-- YOUR GOAL --
For this exercise, copy all the data exactly and include none of the pictures.

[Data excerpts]
········

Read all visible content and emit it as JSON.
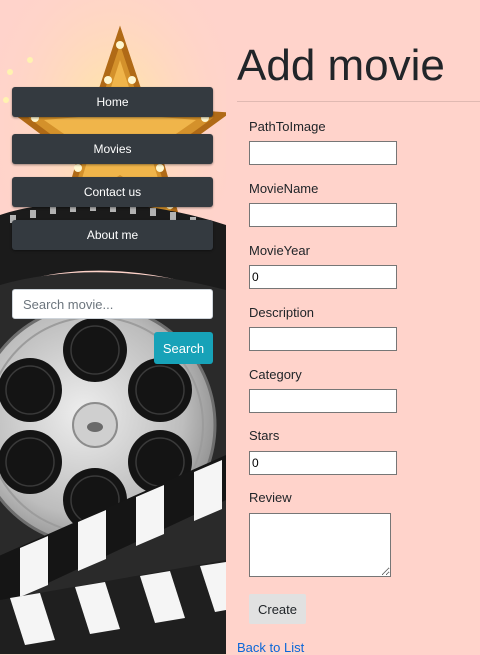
{
  "nav": {
    "items": [
      {
        "label": "Home"
      },
      {
        "label": "Movies"
      },
      {
        "label": "Contact us"
      },
      {
        "label": "About me"
      }
    ]
  },
  "search": {
    "placeholder": "Search movie...",
    "button_label": "Search"
  },
  "page": {
    "title": "Add movie"
  },
  "form": {
    "fields": [
      {
        "label": "PathToImage",
        "value": ""
      },
      {
        "label": "MovieName",
        "value": ""
      },
      {
        "label": "MovieYear",
        "value": "0"
      },
      {
        "label": "Description",
        "value": ""
      },
      {
        "label": "Category",
        "value": ""
      },
      {
        "label": "Stars",
        "value": "0"
      }
    ],
    "review": {
      "label": "Review",
      "value": ""
    },
    "submit_label": "Create"
  },
  "back_link": "Back to List",
  "colors": {
    "background": "#ffd3cb",
    "nav_button": "#343a40",
    "search_button": "#17a2b8",
    "link": "#0a66d8"
  }
}
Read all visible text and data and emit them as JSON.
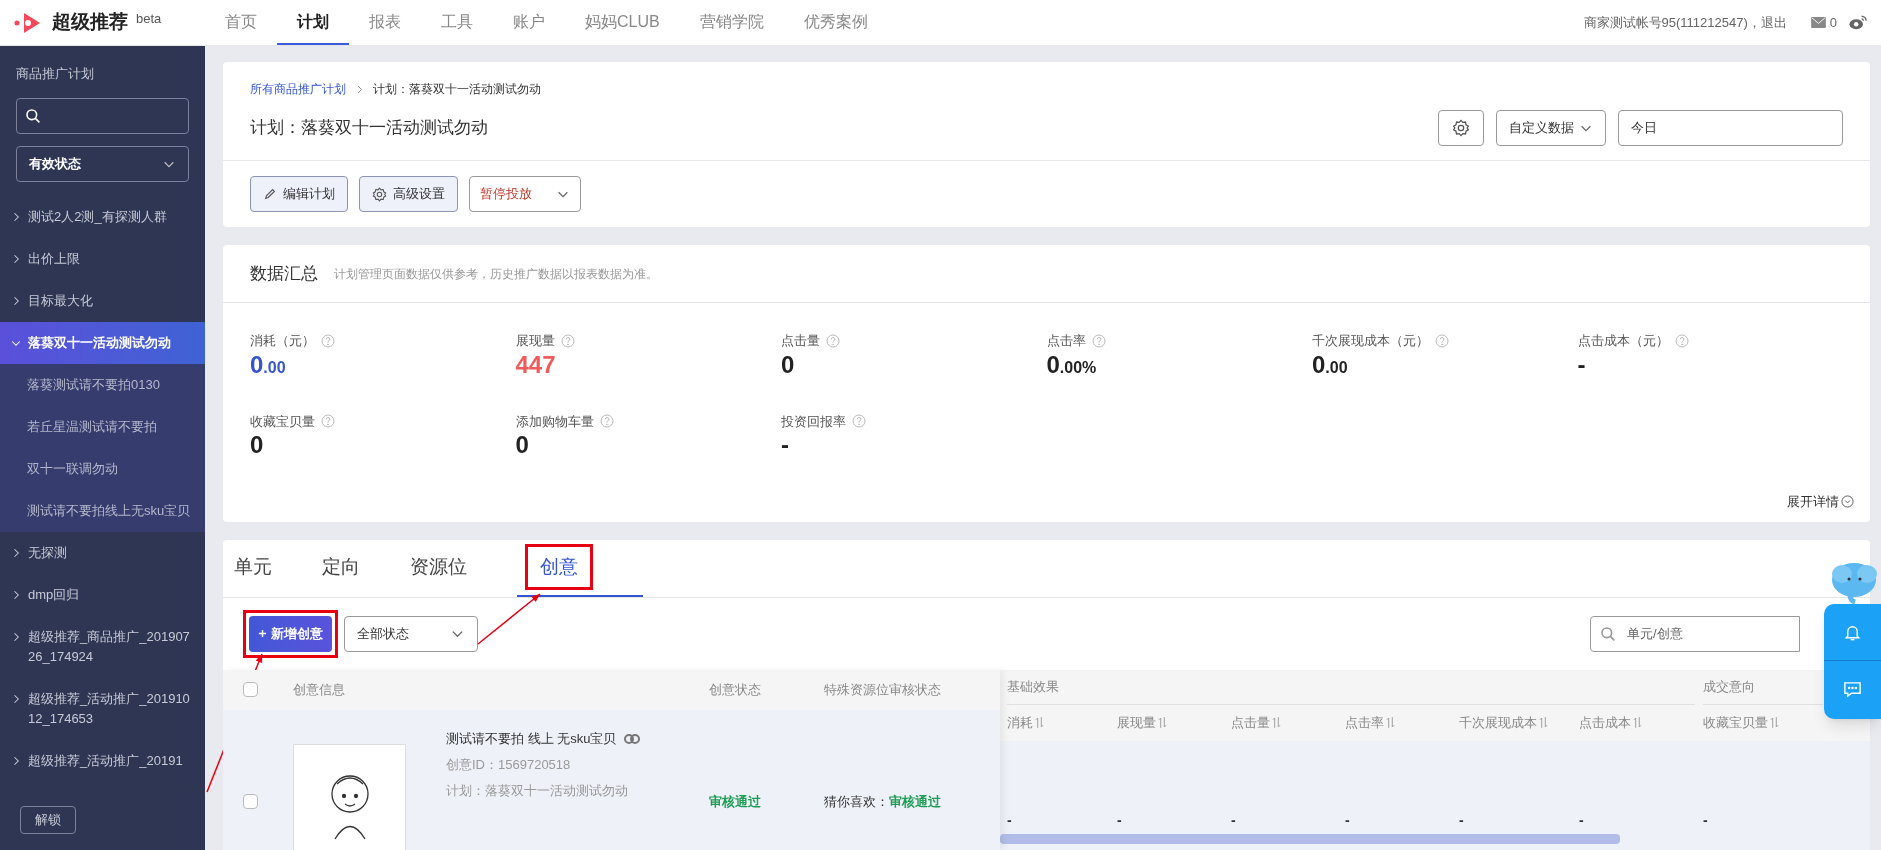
{
  "brand": {
    "name": "超级推荐",
    "tag": "beta"
  },
  "nav": [
    {
      "label": "首页",
      "selected": false
    },
    {
      "label": "计划",
      "selected": true
    },
    {
      "label": "报表",
      "selected": false
    },
    {
      "label": "工具",
      "selected": false
    },
    {
      "label": "账户",
      "selected": false
    },
    {
      "label": "妈妈CLUB",
      "selected": false
    },
    {
      "label": "营销学院",
      "selected": false
    },
    {
      "label": "优秀案例",
      "selected": false
    }
  ],
  "account": {
    "user": "商家测试帐号95(111212547)，退出",
    "mail_count": "0"
  },
  "sidebar": {
    "title": "商品推广计划",
    "status_filter": "有效状态",
    "items": [
      {
        "label": "测试2人2测_有探测人群",
        "expanded": false,
        "selected": false
      },
      {
        "label": "出价上限",
        "expanded": false,
        "selected": false
      },
      {
        "label": "目标最大化",
        "expanded": false,
        "selected": false
      },
      {
        "label": "落葵双十一活动测试勿动",
        "expanded": true,
        "selected": true,
        "children": [
          {
            "label": "落葵测试请不要拍0130"
          },
          {
            "label": "若丘星温测试请不要拍"
          },
          {
            "label": "双十一联调勿动"
          },
          {
            "label": "测试请不要拍线上无sku宝贝"
          }
        ]
      },
      {
        "label": "无探测",
        "expanded": false,
        "selected": false
      },
      {
        "label": "dmp回归",
        "expanded": false,
        "selected": false
      },
      {
        "label": "超级推荐_商品推广_20190726_174924",
        "expanded": false,
        "selected": false
      },
      {
        "label": "超级推荐_活动推广_20191012_174653",
        "expanded": false,
        "selected": false
      },
      {
        "label": "超级推荐_活动推广_20191",
        "expanded": false,
        "selected": false
      }
    ],
    "unlock_button": "解锁"
  },
  "plan": {
    "breadcrumb": [
      "所有商品推广计划",
      "计划：落葵双十一活动测试勿动"
    ],
    "title": "计划：落葵双十一活动测试勿动",
    "data_select": "自定义数据",
    "date": "今日",
    "buttons": [
      {
        "label": "编辑计划",
        "kind": "edit"
      },
      {
        "label": "高级设置",
        "kind": "settings"
      }
    ],
    "status_select": "暂停投放"
  },
  "summary": {
    "title": "数据汇总",
    "note": "计划管理页面数据仅供参考，历史推广数据以报表数据为准。",
    "expand": "展开详情",
    "metrics": [
      {
        "label": "消耗（元）",
        "value": "0",
        "fraction": ".00",
        "color": "#3454d1"
      },
      {
        "label": "展现量",
        "value": "447",
        "color": "#f15b5b"
      },
      {
        "label": "点击量",
        "value": "0",
        "color": "#222222"
      },
      {
        "label": "点击率",
        "value": "0",
        "fraction": ".00%",
        "color": "#222222"
      },
      {
        "label": "千次展现成本（元）",
        "value": "0",
        "fraction": ".00",
        "color": "#222222"
      },
      {
        "label": "点击成本（元）",
        "value": "-",
        "color": "#222222"
      },
      {
        "label": "收藏宝贝量",
        "value": "0",
        "color": "#222222"
      },
      {
        "label": "添加购物车量",
        "value": "0",
        "color": "#222222"
      },
      {
        "label": "投资回报率",
        "value": "-",
        "color": "#222222"
      }
    ]
  },
  "tabs": [
    {
      "label": "单元",
      "selected": false
    },
    {
      "label": "定向",
      "selected": false
    },
    {
      "label": "资源位",
      "selected": false
    },
    {
      "label": "创意",
      "selected": true
    }
  ],
  "toolbar": {
    "add_button": "新增创意",
    "status_filter": "全部状态",
    "search": {
      "placeholder": "单元/创意"
    }
  },
  "table": {
    "all_checked": false,
    "columns": [
      "创意信息",
      "创意状态",
      "特殊资源位审核状态"
    ],
    "groups": [
      {
        "label": "基础效果",
        "columns": [
          "消耗",
          "展现量",
          "点击量",
          "点击率",
          "千次展现成本",
          "点击成本"
        ]
      },
      {
        "label": "成交意向",
        "columns": [
          "收藏宝贝量"
        ]
      }
    ],
    "rows": [
      {
        "checked": false,
        "title": "测试请不要拍 线上 无sku宝贝",
        "id": "创意ID：1569720518",
        "plan": "计划：落葵双十一活动测试勿动",
        "status": "审核通过",
        "special_label": "猜你喜欢：",
        "special_status": "审核通过",
        "metrics": [
          "-",
          "-",
          "-",
          "-",
          "-",
          "-",
          "-"
        ]
      }
    ]
  }
}
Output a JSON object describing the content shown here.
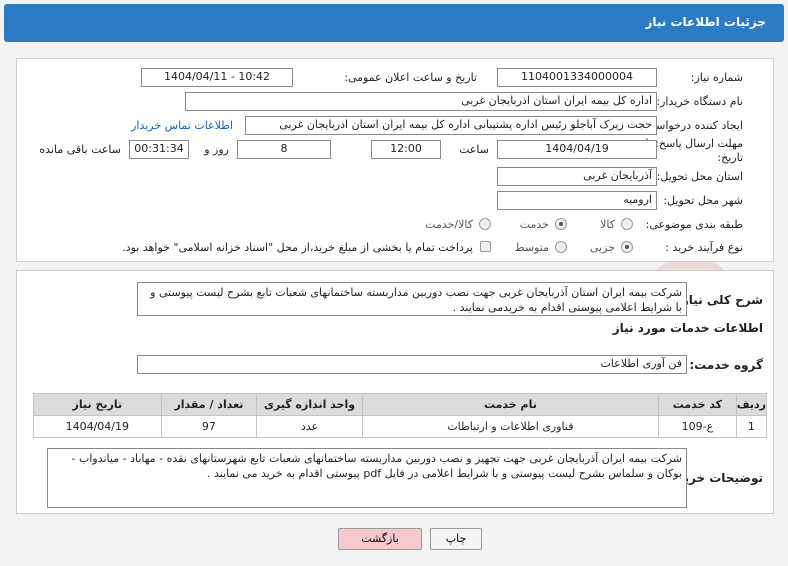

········

-- EXERCISE ANSWER --
Read all visible content and emit it as JSON.
{
  "nav": {
    "items": [
      {
        "label": "Home"
      },
      {
        "label": "Movies"
      },
      {
        "label": "Contact us"
      },
      {
        "label": "About me"
      }
    ]
  },
  "search": {
    "placeholder": "Search movie...",
    "button_label": "Search"
  },
  "page": {
    "title": "Add movie"
  },
  "form": {
    "fields": [
      {
        "label": "PathToImage",
        "value": ""
      },
      {
        "label": "MovieName",
        "value": ""
      },
      {
        "label": "MovieYear",
        "value": "0"
      },
      {
        "label": "Description",
        "value": ""
      },
      {
        "label": "Category",
        "value": ""
      },
      {
        "label": "Stars",
        "value": "0"
      }
    ],
    "review": {
      "label": "Review",
      "value": ""
    },
    "submit_label": "Create"
  },
  "back_link": "Back to List",
  "colors": {
    "background": "#ffd3cb",
    "nav_button": "#343a40",
    "search_button": "#17a2b8",
    "link": "#0a66d8"
  }
}
Read all visible text and data and emit them as JSON.
{
  "brand": {
    "name": "超级推荐",
    "tag": "beta"
  },
  "nav": [
    {
      "label": "首页",
      "selected": false
    },
    {
      "label": "计划",
      "selected": true
    },
    {
      "label": "报表",
      "selected": false
    },
    {
      "label": "工具",
      "selected": false
    },
    {
      "label": "账户",
      "selected": false
    },
    {
      "label": "妈妈CLUB",
      "selected": false
    },
    {
      "label": "营销学院",
      "selected": false
    },
    {
      "label": "优秀案例",
      "selected": false
    }
  ],
  "account": {
    "user": "商家测试帐号95(111212547)，退出",
    "mail_count": "0"
  },
  "sidebar": {
    "title": "商品推广计划",
    "status_filter": "有效状态",
    "items": [
      {
        "label": "测试2人2测_有探测人群",
        "expanded": false,
        "selected": false
      },
      {
        "label": "出价上限",
        "expanded": false,
        "selected": false
      },
      {
        "label": "目标最大化",
        "expanded": false,
        "selected": false
      },
      {
        "label": "落葵双十一活动测试勿动",
        "expanded": true,
        "selected": true,
        "children": [
          {
            "label": "落葵测试请不要拍0130"
          },
          {
            "label": "若丘星温测试请不要拍"
          },
          {
            "label": "双十一联调勿动"
          },
          {
            "label": "测试请不要拍线上无sku宝贝"
          }
        ]
      },
      {
        "label": "无探测",
        "expanded": false,
        "selected": false
      },
      {
        "label": "dmp回归",
        "expanded": false,
        "selected": false
      },
      {
        "label": "超级推荐_商品推广_20190726_174924",
        "expanded": false,
        "selected": false
      },
      {
        "label": "超级推荐_活动推广_20191012_174653",
        "expanded": false,
        "selected": false
      },
      {
        "label": "超级推荐_活动推广_20191",
        "expanded": false,
        "selected": false
      }
    ],
    "unlock_button": "解锁"
  },
  "plan": {
    "breadcrumb": [
      "所有商品推广计划",
      "计划：落葵双十一活动测试勿动"
    ],
    "title": "计划：落葵双十一活动测试勿动",
    "data_select": "自定义数据",
    "date": "今日",
    "buttons": [
      {
        "label": "编辑计划",
        "kind": "edit"
      },
      {
        "label": "高级设置",
        "kind": "settings"
      }
    ],
    "status_select": "暂停投放"
  },
  "summary": {
    "title": "数据汇总",
    "note": "计划管理页面数据仅供参考，历史推广数据以报表数据为准。",
    "expand": "展开详情",
    "metrics": [
      {
        "label": "消耗（元）",
        "value": "0",
        "fraction": ".00",
        "color": "#3454d1"
      },
      {
        "label": "展现量",
        "value": "447",
        "color": "#f15b5b"
      },
      {
        "label": "点击量",
        "value": "0",
        "color": "#222222"
      },
      {
        "label": "点击率",
        "value": "0",
        "fraction": ".00%",
        "color": "#222222"
      },
      {
        "label": "千次展现成本（元）",
        "value": "0",
        "fraction": ".00",
        "color": "#222222"
      },
      {
        "label": "点击成本（元）",
        "value": "-",
        "color": "#222222"
      },
      {
        "label": "收藏宝贝量",
        "value": "0",
        "color": "#222222"
      },
      {
        "label": "添加购物车量",
        "value": "0",
        "color": "#222222"
      },
      {
        "label": "投资回报率",
        "value": "-",
        "color": "#222222"
      }
    ]
  },
  "tabs": [
    {
      "label": "单元",
      "selected": false
    },
    {
      "label": "定向",
      "selected": false
    },
    {
      "label": "资源位",
      "selected": false
    },
    {
      "label": "创意",
      "selected": true
    }
  ],
  "toolbar": {
    "add_button": "新增创意",
    "status_filter": "全部状态",
    "search": {
      "placeholder": "单元/创意"
    }
  },
  "table": {
    "all_checked": false,
    "columns": [
      "创意信息",
      "创意状态",
      "特殊资源位审核状态"
    ],
    "groups": [
      {
        "label": "基础效果",
        "columns": [
          "消耗",
          "展现量",
          "点击量",
          "点击率",
          "千次展现成本",
          "点击成本"
        ]
      },
      {
        "label": "成交意向",
        "columns": [
          "收藏宝贝量"
        ]
      }
    ],
    "rows": [
      {
        "checked": false,
        "title": "测试请不要拍 线上 无sku宝贝",
        "id": "创意ID：1569720518",
        "plan": "计划：落葵双十一活动测试勿动",
        "status": "审核通过",
        "special_label": "猜你喜欢：",
        "special_status": "审核通过",
        "metrics": [
          "-",
          "-",
          "-",
          "-",
          "-",
          "-",
          "-"
        ]
      }
    ]
  }
}
Output a JSON object describing the content shown here.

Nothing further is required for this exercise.